### About this exercise
In full and without alteration, write out the lines below.

____

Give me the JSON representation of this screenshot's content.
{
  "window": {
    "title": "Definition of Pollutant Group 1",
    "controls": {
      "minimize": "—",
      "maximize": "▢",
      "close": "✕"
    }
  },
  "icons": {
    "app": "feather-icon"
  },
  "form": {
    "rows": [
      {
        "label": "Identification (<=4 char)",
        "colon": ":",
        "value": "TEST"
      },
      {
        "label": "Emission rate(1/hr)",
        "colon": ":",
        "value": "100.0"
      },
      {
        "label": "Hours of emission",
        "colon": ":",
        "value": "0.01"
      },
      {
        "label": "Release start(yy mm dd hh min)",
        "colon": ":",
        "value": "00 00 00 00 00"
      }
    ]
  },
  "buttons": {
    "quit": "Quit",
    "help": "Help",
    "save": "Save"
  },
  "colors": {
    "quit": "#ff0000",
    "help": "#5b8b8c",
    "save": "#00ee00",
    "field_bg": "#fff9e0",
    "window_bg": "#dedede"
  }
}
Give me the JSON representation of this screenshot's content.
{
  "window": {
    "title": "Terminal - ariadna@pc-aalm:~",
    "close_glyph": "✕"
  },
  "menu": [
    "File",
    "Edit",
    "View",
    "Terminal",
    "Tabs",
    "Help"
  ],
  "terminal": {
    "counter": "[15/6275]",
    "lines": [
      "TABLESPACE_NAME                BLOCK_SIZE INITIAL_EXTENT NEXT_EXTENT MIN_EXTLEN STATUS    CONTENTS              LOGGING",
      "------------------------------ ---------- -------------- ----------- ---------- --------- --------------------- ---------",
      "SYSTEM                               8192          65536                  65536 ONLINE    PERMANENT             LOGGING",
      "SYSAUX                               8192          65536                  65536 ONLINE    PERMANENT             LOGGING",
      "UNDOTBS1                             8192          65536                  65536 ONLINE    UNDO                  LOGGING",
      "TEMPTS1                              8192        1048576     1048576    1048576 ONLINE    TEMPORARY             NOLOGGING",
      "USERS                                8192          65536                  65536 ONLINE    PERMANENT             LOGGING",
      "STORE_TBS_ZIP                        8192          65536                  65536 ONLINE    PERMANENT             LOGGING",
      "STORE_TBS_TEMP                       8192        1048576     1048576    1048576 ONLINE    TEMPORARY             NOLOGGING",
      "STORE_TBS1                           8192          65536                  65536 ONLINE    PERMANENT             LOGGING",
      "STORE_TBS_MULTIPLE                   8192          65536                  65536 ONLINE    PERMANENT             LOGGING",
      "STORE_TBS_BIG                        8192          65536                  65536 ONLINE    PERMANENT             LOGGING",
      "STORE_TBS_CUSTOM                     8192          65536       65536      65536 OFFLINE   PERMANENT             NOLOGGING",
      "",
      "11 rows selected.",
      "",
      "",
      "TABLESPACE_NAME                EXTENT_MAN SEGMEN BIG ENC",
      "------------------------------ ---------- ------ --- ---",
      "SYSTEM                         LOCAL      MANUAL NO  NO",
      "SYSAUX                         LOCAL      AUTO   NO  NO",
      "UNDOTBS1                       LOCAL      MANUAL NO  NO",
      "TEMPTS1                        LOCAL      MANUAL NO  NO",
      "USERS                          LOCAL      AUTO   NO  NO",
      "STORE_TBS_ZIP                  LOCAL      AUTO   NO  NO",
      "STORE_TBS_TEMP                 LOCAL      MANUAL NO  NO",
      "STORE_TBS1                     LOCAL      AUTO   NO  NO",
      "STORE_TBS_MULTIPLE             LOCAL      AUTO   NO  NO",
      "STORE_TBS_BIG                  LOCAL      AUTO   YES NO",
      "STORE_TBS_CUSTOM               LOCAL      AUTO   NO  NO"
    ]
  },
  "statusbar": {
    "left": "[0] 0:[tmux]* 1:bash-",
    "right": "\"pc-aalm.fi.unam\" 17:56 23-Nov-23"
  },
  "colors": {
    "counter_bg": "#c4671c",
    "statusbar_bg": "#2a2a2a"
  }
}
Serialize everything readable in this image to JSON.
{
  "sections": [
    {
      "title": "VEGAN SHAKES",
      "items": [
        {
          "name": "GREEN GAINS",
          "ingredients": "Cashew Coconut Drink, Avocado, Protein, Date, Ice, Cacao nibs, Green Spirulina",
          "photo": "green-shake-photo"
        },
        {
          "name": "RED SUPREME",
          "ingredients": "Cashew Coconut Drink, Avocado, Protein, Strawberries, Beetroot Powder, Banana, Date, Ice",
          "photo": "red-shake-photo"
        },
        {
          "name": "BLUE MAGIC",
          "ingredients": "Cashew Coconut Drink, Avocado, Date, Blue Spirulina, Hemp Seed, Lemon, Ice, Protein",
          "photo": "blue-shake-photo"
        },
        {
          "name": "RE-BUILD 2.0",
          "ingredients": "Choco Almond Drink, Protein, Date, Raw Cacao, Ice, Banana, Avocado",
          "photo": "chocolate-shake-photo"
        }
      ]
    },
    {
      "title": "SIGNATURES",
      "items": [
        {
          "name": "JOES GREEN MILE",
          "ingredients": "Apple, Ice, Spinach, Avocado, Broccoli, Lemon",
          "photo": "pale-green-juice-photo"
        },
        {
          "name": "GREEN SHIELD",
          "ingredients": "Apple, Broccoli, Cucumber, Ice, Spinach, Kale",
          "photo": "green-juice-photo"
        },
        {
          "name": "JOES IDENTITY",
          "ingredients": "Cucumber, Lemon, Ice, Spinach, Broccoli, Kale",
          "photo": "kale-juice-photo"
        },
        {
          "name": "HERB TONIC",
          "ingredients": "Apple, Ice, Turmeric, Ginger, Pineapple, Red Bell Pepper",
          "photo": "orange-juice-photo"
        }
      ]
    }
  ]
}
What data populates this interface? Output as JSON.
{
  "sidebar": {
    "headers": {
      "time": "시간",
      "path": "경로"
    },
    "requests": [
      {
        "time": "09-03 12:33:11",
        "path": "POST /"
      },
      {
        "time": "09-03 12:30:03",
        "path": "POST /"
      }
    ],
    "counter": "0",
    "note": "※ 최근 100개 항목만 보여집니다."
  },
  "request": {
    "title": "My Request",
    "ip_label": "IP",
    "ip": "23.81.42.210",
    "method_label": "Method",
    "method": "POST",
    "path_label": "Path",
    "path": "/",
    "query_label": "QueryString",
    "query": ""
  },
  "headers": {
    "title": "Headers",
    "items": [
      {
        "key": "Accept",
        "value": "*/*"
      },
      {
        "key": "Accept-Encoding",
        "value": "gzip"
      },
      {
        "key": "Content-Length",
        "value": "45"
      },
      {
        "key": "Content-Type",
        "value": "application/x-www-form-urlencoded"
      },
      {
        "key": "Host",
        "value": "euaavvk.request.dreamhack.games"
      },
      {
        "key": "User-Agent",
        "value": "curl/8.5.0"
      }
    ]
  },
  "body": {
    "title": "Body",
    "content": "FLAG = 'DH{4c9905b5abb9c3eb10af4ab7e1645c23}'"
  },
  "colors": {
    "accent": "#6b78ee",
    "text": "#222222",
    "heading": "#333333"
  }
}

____

### Exercise output
Give me the JSON representation of this screenshot's content.
{
  "window": {
    "title": "Definition of Pollutant Group 1",
    "controls": {
      "minimize": "—",
      "maximize": "▢",
      "close": "✕"
    }
  },
  "icons": {
    "app": "feather-icon"
  },
  "form": {
    "rows": [
      {
        "label": "Identification (<=4 char)",
        "colon": ":",
        "value": "TEST"
      },
      {
        "label": "Emission rate(1/hr)",
        "colon": ":",
        "value": "100.0"
      },
      {
        "label": "Hours of emission",
        "colon": ":",
        "value": "0.01"
      },
      {
        "label": "Release start(yy mm dd hh min)",
        "colon": ":",
        "value": "00 00 00 00 00"
      }
    ]
  },
  "buttons": {
    "quit": "Quit",
    "help": "Help",
    "save": "Save"
  },
  "colors": {
    "quit": "#ff0000",
    "help": "#5b8b8c",
    "save": "#00ee00",
    "field_bg": "#fff9e0",
    "window_bg": "#dedede"
  }
}
Give me the JSON representation of this screenshot's content.
{
  "window": {
    "title": "Terminal - ariadna@pc-aalm:~",
    "close_glyph": "✕"
  },
  "menu": [
    "File",
    "Edit",
    "View",
    "Terminal",
    "Tabs",
    "Help"
  ],
  "terminal": {
    "counter": "[15/6275]",
    "lines": [
      "TABLESPACE_NAME                BLOCK_SIZE INITIAL_EXTENT NEXT_EXTENT MIN_EXTLEN STATUS    CONTENTS              LOGGING",
      "------------------------------ ---------- -------------- ----------- ---------- --------- --------------------- ---------",
      "SYSTEM                               8192          65536                  65536 ONLINE    PERMANENT             LOGGING",
      "SYSAUX                               8192          65536                  65536 ONLINE    PERMANENT             LOGGING",
      "UNDOTBS1                             8192          65536                  65536 ONLINE    UNDO                  LOGGING",
      "TEMPTS1                              8192        1048576     1048576    1048576 ONLINE    TEMPORARY             NOLOGGING",
      "USERS                                8192          65536                  65536 ONLINE    PERMANENT             LOGGING",
      "STORE_TBS_ZIP                        8192          65536                  65536 ONLINE    PERMANENT             LOGGING",
      "STORE_TBS_TEMP                       8192        1048576     1048576    1048576 ONLINE    TEMPORARY             NOLOGGING",
      "STORE_TBS1                           8192          65536                  65536 ONLINE    PERMANENT             LOGGING",
      "STORE_TBS_MULTIPLE                   8192          65536                  65536 ONLINE    PERMANENT             LOGGING",
      "STORE_TBS_BIG                        8192          65536                  65536 ONLINE    PERMANENT             LOGGING",
      "STORE_TBS_CUSTOM                     8192          65536       65536      65536 OFFLINE   PERMANENT             NOLOGGING",
      "",
      "11 rows selected.",
      "",
      "",
      "TABLESPACE_NAME                EXTENT_MAN SEGMEN BIG ENC",
      "------------------------------ ---------- ------ --- ---",
      "SYSTEM                         LOCAL      MANUAL NO  NO",
      "SYSAUX                         LOCAL      AUTO   NO  NO",
      "UNDOTBS1                       LOCAL      MANUAL NO  NO",
      "TEMPTS1                        LOCAL      MANUAL NO  NO",
      "USERS                          LOCAL      AUTO   NO  NO",
      "STORE_TBS_ZIP                  LOCAL      AUTO   NO  NO",
      "STORE_TBS_TEMP                 LOCAL      MANUAL NO  NO",
      "STORE_TBS1                     LOCAL      AUTO   NO  NO",
      "STORE_TBS_MULTIPLE             LOCAL      AUTO   NO  NO",
      "STORE_TBS_BIG                  LOCAL      AUTO   YES NO",
      "STORE_TBS_CUSTOM               LOCAL      AUTO   NO  NO"
    ]
  },
  "statusbar": {
    "left": "[0] 0:[tmux]* 1:bash-",
    "right": "\"pc-aalm.fi.unam\" 17:56 23-Nov-23"
  },
  "colors": {
    "counter_bg": "#c4671c",
    "statusbar_bg": "#2a2a2a"
  }
}
Serialize everything readable in this image to JSON.
{
  "sections": [
    {
      "title": "VEGAN SHAKES",
      "items": [
        {
          "name": "GREEN GAINS",
          "ingredients": "Cashew Coconut Drink, Avocado, Protein, Date, Ice, Cacao nibs, Green Spirulina",
          "photo": "green-shake-photo"
        },
        {
          "name": "RED SUPREME",
          "ingredients": "Cashew Coconut Drink, Avocado, Protein, Strawberries, Beetroot Powder, Banana, Date, Ice",
          "photo": "red-shake-photo"
        },
        {
          "name": "BLUE MAGIC",
          "ingredients": "Cashew Coconut Drink, Avocado, Date, Blue Spirulina, Hemp Seed, Lemon, Ice, Protein",
          "photo": "blue-shake-photo"
        },
        {
          "name": "RE-BUILD 2.0",
          "ingredients": "Choco Almond Drink, Protein, Date, Raw Cacao, Ice, Banana, Avocado",
          "photo": "chocolate-shake-photo"
        }
      ]
    },
    {
      "title": "SIGNATURES",
      "items": [
        {
          "name": "JOES GREEN MILE",
          "ingredients": "Apple, Ice, Spinach, Avocado, Broccoli, Lemon",
          "photo": "pale-green-juice-photo"
        },
        {
          "name": "GREEN SHIELD",
          "ingredients": "Apple, Broccoli, Cucumber, Ice, Spinach, Kale",
          "photo": "green-juice-photo"
        },
        {
          "name": "JOES IDENTITY",
          "ingredients": "Cucumber, Lemon, Ice, Spinach, Broccoli, Kale",
          "photo": "kale-juice-photo"
        },
        {
          "name": "HERB TONIC",
          "ingredients": "Apple, Ice, Turmeric, Ginger, Pineapple, Red Bell Pepper",
          "photo": "orange-juice-photo"
        }
      ]
    }
  ]
}
What data populates this interface? Output as JSON.
{
  "sidebar": {
    "headers": {
      "time": "시간",
      "path": "경로"
    },
    "requests": [
      {
        "time": "09-03 12:33:11",
        "path": "POST /"
      },
      {
        "time": "09-03 12:30:03",
        "path": "POST /"
      }
    ],
    "counter": "0",
    "note": "※ 최근 100개 항목만 보여집니다."
  },
  "request": {
    "title": "My Request",
    "ip_label": "IP",
    "ip": "23.81.42.210",
    "method_label": "Method",
    "method": "POST",
    "path_label": "Path",
    "path": "/",
    "query_label": "QueryString",
    "query": ""
  },
  "headers": {
    "title": "Headers",
    "items": [
      {
        "key": "Accept",
        "value": "*/*"
      },
      {
        "key": "Accept-Encoding",
        "value": "gzip"
      },
      {
        "key": "Content-Length",
        "value": "45"
      },
      {
        "key": "Content-Type",
        "value": "application/x-www-form-urlencoded"
      },
      {
        "key": "Host",
        "value": "euaavvk.request.dreamhack.games"
      },
      {
        "key": "User-Agent",
        "value": "curl/8.5.0"
      }
    ]
  },
  "body": {
    "title": "Body",
    "content": "FLAG = 'DH{4c9905b5abb9c3eb10af4ab7e1645c23}'"
  },
  "colors": {
    "accent": "#6b78ee",
    "text": "#222222",
    "heading": "#333333"
  }
}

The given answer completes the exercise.